Tailor's bunion, also referred to as a bunionette, is a bunion-like condition located near the little toe. It is characterized as being a painful inflammation of the fifth metatarsal bone on the base of the smallest toe. The little toe may take on a red color and swelling.
Though named because it was once thought to be a condition that only tailors suffered, modern medicine has identified that the condition can be traced back to genes and a foot's mechanical structure- not occupation type. Tailor's bunion begins to present itself wihen the the fifth metatarsal bone begins to point outward and the little toe starts to position itself inward. These significant alignment changes in the foot result in inflammation. This condition can be exacerbated by wearing shoes that constantly rub against and apply pressure to the area.
A visual examination can confirm the presence of tailor's bunion. However, doctors may also order X-rays to examine the internal structure of the foot and determine the deformity's stage. Closer examination can also reveal if the tailor's bunion is actually a bony spur.
Tailor's bunion can be treated using non-invasive therapies. Footwear with wide toe boxes can be chosen so as to relieve the bunion; high heels and shoes with narrow toe boxes will have to be avoided. Similarly, a patient may choose to stretch his or her shoes or invest in orthotics to help realign the foot. To manage pain, bunionette pads may be positioned over the tailor's bunion. Inflammations on tailor's bunions can be reduced by employing an ice pack over the bunion and excess pain may also subside by using this method in conjunction with ibuprofen, aspirin or other non-steroidal anti-inflammatory medications.

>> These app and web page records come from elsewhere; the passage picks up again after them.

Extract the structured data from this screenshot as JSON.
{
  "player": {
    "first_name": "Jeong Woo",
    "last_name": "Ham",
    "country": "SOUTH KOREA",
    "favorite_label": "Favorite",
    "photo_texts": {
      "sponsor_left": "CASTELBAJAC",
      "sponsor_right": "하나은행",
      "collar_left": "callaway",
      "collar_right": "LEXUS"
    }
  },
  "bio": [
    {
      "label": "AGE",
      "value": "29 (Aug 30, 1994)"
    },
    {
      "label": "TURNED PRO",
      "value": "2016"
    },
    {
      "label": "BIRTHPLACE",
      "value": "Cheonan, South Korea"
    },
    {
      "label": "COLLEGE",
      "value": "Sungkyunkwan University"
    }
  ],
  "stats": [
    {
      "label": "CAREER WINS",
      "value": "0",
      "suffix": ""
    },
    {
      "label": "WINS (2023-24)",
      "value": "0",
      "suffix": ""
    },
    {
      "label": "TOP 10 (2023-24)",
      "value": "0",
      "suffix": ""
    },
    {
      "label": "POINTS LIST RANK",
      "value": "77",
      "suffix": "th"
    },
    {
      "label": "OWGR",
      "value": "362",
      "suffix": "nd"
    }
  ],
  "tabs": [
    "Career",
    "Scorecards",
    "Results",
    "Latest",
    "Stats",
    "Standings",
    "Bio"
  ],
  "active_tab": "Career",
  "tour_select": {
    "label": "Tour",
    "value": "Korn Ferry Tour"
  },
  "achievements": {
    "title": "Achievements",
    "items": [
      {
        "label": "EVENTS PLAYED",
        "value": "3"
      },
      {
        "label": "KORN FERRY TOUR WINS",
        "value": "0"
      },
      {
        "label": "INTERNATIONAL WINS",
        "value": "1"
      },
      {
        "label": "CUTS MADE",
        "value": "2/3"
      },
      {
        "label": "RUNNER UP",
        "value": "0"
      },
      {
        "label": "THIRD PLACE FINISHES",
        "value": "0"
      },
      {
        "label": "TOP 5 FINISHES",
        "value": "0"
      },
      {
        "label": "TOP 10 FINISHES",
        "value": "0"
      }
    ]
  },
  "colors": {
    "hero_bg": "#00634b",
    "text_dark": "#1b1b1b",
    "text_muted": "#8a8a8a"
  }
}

Treatment may also include oral prescription medications intended to reduce pain and inflammation. Corticosteroid injections can be prescribed to combat inflammation. For patients who experience prolonged pain and who do not seem to respond to the above therapies, surgery may be recommended by doctors. A doctor will usually examine a patient's age, activity level and X-ray results while determining if the patient is a good candidate for surgery.

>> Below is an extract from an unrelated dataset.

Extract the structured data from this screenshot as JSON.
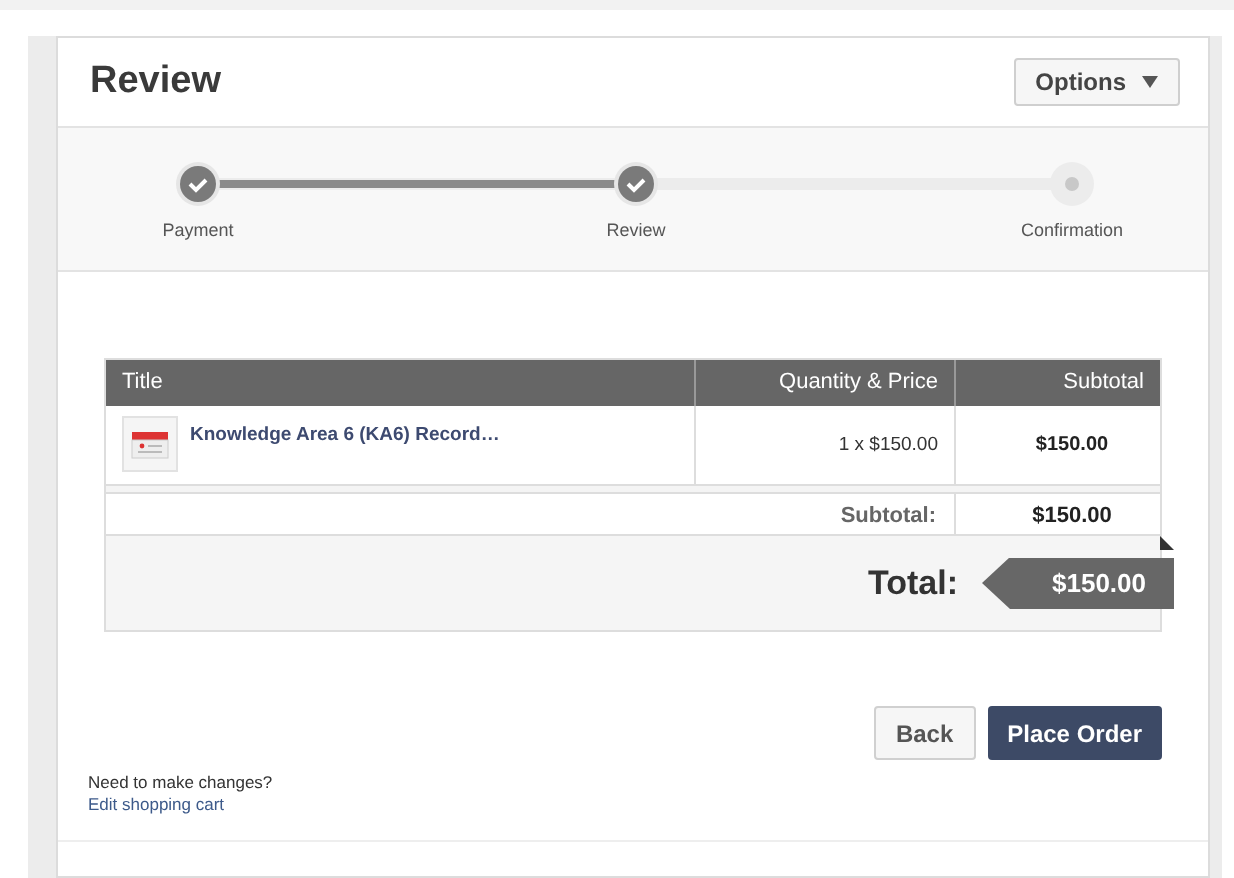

Though surgeries for tailor's bunion are very successful, recovery periods vary between patients due to individual circumstances and the specific procedures performed. Cast boots put into place after surgery may require that a patient be careful when placing excess weight on the foot and may result in a patient having to use crutches. However, some procedures allow a patient to walk on his own almost immediately after surgery.